Recorded data:
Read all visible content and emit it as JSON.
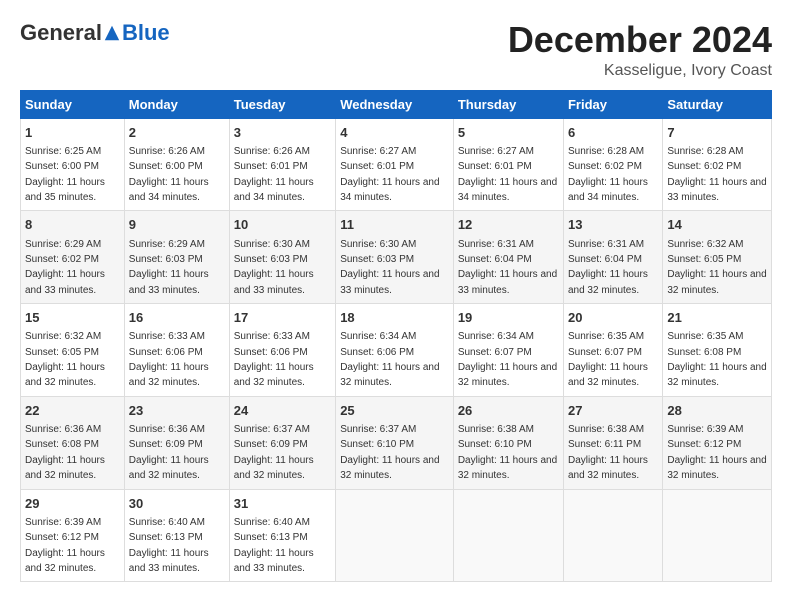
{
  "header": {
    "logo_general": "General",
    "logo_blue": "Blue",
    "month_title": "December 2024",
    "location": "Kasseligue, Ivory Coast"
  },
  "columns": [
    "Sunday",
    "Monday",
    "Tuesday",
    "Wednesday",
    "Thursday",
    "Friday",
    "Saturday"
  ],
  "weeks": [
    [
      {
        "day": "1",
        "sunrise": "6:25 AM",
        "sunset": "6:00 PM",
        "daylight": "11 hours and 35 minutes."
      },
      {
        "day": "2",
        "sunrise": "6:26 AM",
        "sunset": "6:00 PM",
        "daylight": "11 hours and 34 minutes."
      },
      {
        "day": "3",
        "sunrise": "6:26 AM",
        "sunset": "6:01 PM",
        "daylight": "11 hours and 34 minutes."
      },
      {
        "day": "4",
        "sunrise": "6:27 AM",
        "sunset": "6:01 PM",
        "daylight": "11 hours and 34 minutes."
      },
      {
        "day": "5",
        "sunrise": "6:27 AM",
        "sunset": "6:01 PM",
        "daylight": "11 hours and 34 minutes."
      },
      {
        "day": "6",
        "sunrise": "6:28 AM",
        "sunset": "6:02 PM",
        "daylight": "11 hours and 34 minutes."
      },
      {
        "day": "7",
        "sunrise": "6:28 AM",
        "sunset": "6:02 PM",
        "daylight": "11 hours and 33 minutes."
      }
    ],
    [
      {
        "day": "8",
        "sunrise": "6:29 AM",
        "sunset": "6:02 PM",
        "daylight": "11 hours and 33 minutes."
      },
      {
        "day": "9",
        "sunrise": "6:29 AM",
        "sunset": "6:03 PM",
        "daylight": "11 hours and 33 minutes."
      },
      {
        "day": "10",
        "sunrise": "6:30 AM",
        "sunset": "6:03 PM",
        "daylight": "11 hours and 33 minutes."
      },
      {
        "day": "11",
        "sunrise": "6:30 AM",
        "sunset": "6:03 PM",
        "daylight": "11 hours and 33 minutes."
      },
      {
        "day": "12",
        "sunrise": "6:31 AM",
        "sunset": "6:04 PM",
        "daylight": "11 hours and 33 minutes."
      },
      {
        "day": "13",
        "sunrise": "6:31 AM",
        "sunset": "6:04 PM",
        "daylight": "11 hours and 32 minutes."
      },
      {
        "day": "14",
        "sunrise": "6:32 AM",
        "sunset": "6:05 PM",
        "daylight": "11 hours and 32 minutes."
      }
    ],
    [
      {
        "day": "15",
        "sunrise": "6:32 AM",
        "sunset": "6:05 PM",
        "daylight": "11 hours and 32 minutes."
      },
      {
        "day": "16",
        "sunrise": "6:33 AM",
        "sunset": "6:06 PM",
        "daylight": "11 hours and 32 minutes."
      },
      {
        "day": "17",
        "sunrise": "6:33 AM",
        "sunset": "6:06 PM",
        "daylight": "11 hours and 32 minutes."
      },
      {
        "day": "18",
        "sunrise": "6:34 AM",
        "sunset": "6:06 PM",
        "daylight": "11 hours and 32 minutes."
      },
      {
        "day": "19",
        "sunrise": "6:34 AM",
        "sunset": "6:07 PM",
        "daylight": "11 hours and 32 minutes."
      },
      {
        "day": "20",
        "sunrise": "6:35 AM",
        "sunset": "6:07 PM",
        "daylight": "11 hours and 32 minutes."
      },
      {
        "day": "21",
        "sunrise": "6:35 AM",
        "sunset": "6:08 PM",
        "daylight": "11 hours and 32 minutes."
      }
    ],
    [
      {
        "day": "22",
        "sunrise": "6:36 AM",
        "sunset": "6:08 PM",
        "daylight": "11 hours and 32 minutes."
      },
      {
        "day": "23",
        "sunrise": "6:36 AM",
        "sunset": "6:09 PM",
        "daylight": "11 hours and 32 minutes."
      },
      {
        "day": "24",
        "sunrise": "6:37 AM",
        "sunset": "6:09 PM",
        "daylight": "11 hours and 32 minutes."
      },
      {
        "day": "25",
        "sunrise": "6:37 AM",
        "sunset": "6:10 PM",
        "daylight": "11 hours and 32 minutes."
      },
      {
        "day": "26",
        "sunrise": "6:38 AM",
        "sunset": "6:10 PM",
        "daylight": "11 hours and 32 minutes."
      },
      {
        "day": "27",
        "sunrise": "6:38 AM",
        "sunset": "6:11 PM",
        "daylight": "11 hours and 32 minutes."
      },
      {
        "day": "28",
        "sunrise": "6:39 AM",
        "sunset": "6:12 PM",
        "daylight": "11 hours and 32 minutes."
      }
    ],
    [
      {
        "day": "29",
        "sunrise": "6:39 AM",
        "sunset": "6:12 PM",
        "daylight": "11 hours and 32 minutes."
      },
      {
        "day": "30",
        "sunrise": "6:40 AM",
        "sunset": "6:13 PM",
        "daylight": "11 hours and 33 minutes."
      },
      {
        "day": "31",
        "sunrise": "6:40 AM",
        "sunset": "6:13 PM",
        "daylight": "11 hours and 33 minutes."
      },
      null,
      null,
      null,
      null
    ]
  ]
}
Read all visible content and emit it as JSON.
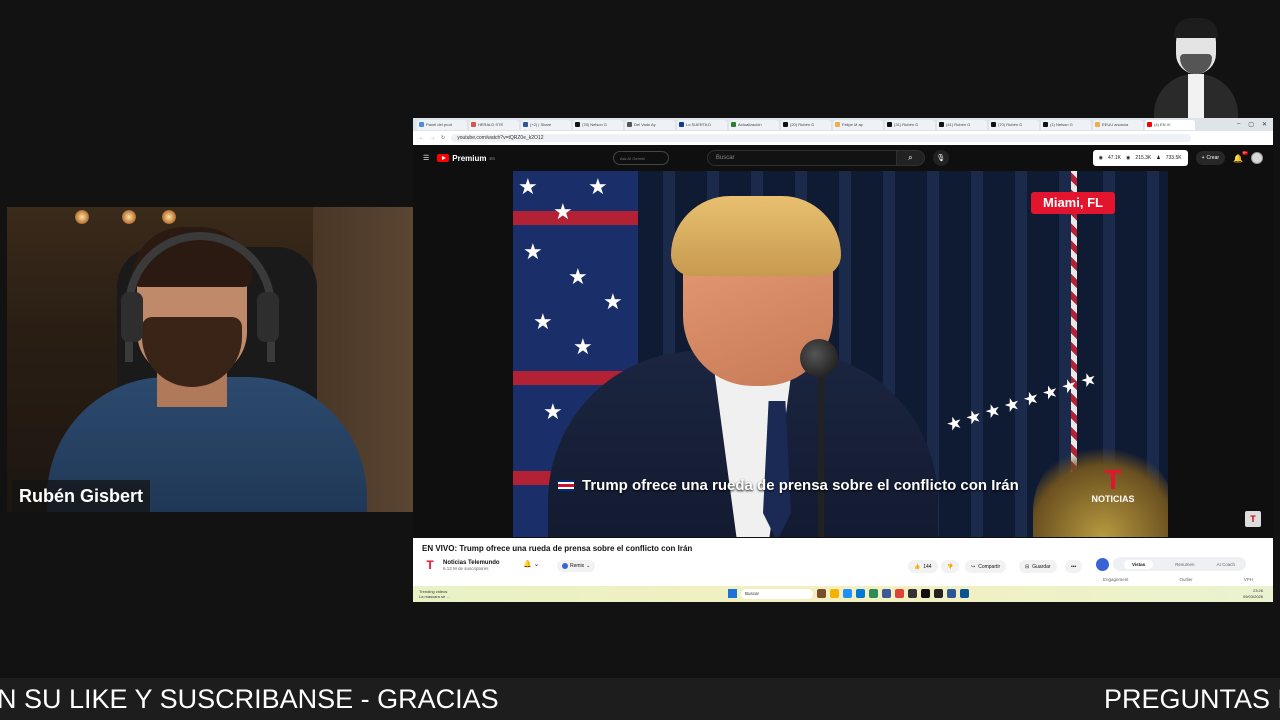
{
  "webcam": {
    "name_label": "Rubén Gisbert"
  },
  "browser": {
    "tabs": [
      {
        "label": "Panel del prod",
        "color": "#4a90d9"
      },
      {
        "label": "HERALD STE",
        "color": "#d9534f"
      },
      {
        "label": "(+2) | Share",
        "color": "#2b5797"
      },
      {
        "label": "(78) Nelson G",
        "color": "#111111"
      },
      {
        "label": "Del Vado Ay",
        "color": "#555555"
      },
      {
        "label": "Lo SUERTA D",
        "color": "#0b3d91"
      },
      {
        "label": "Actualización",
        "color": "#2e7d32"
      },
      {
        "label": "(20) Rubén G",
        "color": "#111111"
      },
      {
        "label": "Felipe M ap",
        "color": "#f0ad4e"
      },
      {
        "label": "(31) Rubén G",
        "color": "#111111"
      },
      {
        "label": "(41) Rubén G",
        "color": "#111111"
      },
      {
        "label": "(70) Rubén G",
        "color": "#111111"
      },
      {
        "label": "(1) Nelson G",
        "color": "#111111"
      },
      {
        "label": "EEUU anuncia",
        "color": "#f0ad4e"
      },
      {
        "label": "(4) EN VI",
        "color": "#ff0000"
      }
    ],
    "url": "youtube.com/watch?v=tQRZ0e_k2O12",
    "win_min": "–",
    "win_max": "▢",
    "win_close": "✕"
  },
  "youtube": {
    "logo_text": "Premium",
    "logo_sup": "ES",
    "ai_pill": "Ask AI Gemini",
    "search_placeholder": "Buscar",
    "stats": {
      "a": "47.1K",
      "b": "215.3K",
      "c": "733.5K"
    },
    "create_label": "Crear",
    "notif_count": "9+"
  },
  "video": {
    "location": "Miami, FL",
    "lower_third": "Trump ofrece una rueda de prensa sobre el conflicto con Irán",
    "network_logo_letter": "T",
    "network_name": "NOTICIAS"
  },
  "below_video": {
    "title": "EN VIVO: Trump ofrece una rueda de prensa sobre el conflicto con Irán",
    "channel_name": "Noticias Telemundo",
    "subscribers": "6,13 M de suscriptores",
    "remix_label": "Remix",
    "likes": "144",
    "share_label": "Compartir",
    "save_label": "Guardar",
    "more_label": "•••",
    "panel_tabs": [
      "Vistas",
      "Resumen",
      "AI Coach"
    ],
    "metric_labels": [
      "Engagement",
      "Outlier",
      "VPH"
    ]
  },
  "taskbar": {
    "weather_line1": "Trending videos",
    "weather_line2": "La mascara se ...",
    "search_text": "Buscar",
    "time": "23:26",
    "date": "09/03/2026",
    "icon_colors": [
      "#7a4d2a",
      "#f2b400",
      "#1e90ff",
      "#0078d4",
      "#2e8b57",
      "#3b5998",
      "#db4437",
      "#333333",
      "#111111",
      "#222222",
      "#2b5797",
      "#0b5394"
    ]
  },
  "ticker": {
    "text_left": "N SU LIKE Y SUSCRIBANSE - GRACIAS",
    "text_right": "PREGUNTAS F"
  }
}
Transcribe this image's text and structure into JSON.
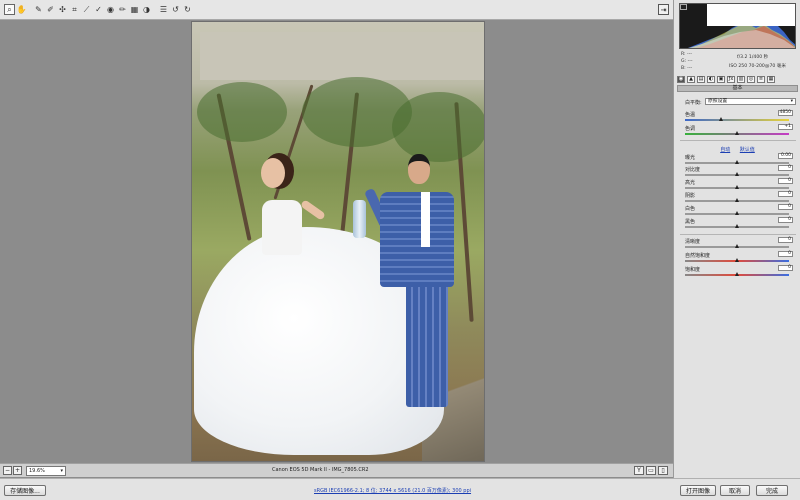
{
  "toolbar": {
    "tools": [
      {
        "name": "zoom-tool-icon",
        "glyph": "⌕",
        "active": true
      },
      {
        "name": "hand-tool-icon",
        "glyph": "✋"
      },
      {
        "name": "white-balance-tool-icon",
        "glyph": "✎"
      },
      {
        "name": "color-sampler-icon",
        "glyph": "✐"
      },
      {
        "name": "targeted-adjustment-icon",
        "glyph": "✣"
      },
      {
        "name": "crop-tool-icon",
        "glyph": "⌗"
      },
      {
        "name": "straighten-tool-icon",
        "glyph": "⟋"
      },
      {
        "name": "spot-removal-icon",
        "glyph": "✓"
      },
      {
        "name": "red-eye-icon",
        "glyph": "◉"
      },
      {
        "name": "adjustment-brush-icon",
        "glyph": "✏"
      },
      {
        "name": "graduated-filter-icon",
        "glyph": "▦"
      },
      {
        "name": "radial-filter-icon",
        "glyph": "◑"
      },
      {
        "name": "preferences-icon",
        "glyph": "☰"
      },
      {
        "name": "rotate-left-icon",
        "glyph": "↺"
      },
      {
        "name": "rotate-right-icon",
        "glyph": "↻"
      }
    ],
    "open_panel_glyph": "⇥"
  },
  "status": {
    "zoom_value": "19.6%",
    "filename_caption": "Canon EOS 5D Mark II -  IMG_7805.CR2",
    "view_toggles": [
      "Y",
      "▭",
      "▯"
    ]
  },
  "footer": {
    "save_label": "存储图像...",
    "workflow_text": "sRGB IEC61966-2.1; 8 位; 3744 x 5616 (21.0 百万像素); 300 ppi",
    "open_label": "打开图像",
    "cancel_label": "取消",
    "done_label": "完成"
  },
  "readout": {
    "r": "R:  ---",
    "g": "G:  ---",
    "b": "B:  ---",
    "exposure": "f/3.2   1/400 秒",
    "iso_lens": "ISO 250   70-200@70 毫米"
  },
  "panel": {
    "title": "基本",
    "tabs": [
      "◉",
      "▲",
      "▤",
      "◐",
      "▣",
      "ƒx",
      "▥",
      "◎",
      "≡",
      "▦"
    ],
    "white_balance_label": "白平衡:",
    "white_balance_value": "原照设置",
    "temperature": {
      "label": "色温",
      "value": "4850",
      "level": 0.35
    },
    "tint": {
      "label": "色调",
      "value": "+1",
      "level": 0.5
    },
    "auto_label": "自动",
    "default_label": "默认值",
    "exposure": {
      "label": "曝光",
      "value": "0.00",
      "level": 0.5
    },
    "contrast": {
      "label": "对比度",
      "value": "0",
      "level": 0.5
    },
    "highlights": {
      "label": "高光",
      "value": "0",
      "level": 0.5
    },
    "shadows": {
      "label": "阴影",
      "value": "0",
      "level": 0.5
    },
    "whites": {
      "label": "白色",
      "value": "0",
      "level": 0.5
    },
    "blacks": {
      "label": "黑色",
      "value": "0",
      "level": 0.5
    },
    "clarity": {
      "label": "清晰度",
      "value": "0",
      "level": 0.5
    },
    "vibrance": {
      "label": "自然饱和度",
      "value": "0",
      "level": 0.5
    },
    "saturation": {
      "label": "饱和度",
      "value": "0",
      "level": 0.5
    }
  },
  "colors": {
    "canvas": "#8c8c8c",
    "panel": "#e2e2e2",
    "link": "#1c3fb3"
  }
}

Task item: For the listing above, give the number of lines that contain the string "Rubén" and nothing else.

Exercise answer: 5